By Samantha Lyles, Editor, firstname.lastname@example.org
The Southeastern Institute of Manufacturing and Technology (SiMT) welcomed members of the National Science Board last Thursday, Sept. 27 for a tour and a listening session where local industry representatives, educators, and students discussed the future of STEM (Science, Technology, Engineering, Mathematics) in education and employee training.
This event was co-hosted by South Carolina Advanced Technological Education (SCATE), and Florence-Darlington Technical College. The listening session at SiMT is one of four the NSB held this year across the nation.
Dr. Victor R. McCrary, NSB member and chair of the Skilled Technical Workforce Task Force, opened the listening session by discussing the importance of developing workers with technical proficiency and knowledge to fill the jobs of the future.
“We were in Detroit about three months ago, and they told us they’re going to need a million auto workers. They won’t necessarily need people with a four-year degree, but those auto workers are not going to be the same kind of workers Henry Ford had in his factories in the 1920s, where all you needed was a good alarm clock and a good back. You’ll have to have some sophisticated skills in order to work on these (new) vehicles,” said McCrary.
After McCrary’s opening remarks, NSB members held private table discussions with guests to learn about ways our local schools and businesses are planning to meet the growing need for STEM-capable workers.
If the event had an overarching theme, it was likely this: as science and technology play ever greater roles in global economies, the American workforce must keep pace with the trend or risk falling behind.

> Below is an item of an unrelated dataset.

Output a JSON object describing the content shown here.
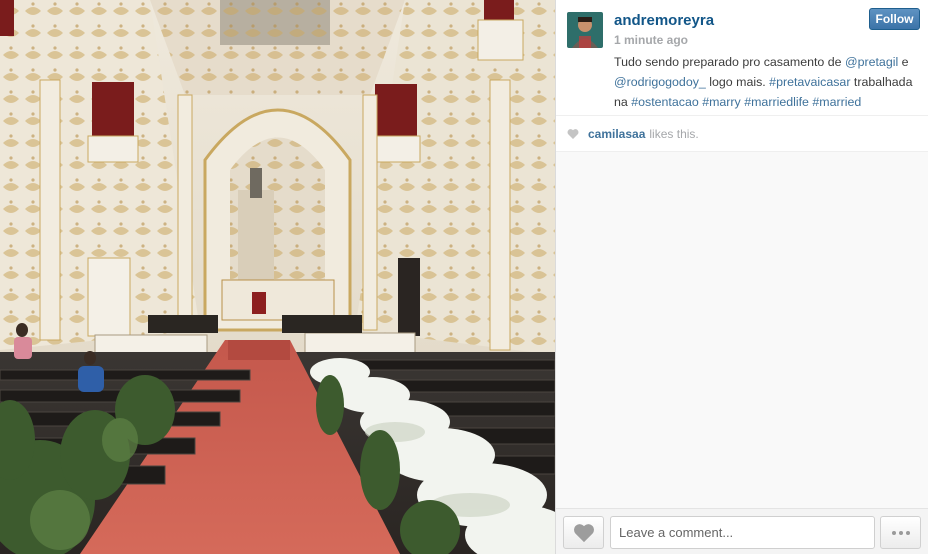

NSB literature presents some daunting statistics that indicate our international role as leader of the science and technology pack is in peril.
One such statistic: between 2000 and 2014, the number of Americans with four-year science and engineering (S&E) degrees grew by 53 percent, rising from 483,764 to 741,763; in contrast, heavy Chinese investment in higher education increased their S&E graduate numbers by 360 percent, rising from 359,478 to 1,653,565.
“Our nation’s future competitiveness relies on building a STEM-capable U.S. workforce,” states the NSB’s Science and Engineering Indicators 2018 (a report provided at the SiMT event).
The number of jobs requiring some level of STEM expertise has grown by 34 percent over the past decade, and this includes skilled technical workers who “can install, repair, debug, and build, but do not have four-year degrees.” The report stressed a need for “on-ramps” where workers at all levels, from all backgrounds, can develop the STEM expertise they’ll need to thrive in years to come.
“Among the groups that are underutilized, yet essential to our future competitiveness, are workers who use technical skills in their jobs…and people at all education levels who have been historically underrepresented in STEM. Growing the skilled technical workforce and reducing barriers to participation in STEM will increase individual economic opportunity and support our Nation’s leadership in science and technology,” says the NSB report.
While women continue to earn about half of all science and engineering bachelor’s degrees, their participation in high-demand fields like computer science and engineering remain low. Hispanics, blacks, and American Indians or Alaska Natives comprise about 27 percent of the U.S. population over age 21, but they collectively account for only about 11 percent of the S&E workforce.
“The talents of minority groups in the U.S. are perhaps our greatest untapped resource,” says the report. It adds that without intervention to increase STEM education among minorities, these gaps will likely grow and bring about further employment challenges. Currently, about 25 percent of black workers are employed in fields where there is high risk of being replaced by automation, such as cashiers, cooks, security guards, and drivers.
NSB’s report suggests that increased investment in minority-serving institutions could energize efforts to diversify the STEM workforce.
“Governments and businesses should expand their investments in community and technical colleges, which continue to provide individuals with on-ramps into skilled technical careers as well as opportunities for skill renewal and development for workers at all education levels throughout their careers,” says the report.
STEM covers a wide array of careers, from scientists seeking cures for disease, to engineers advancing renewable energy technology, to farmers developing healthier and more efficient crops.
On Friday, NSB members toured the SiMT facilities, including the Interactive Production Studio, Social Media Listening Center, Additive Manufacturing, the Advanced Machining area, and the Gould Business Incubator.
To learn more about the National Science Board, visit nsf.gov/nsb.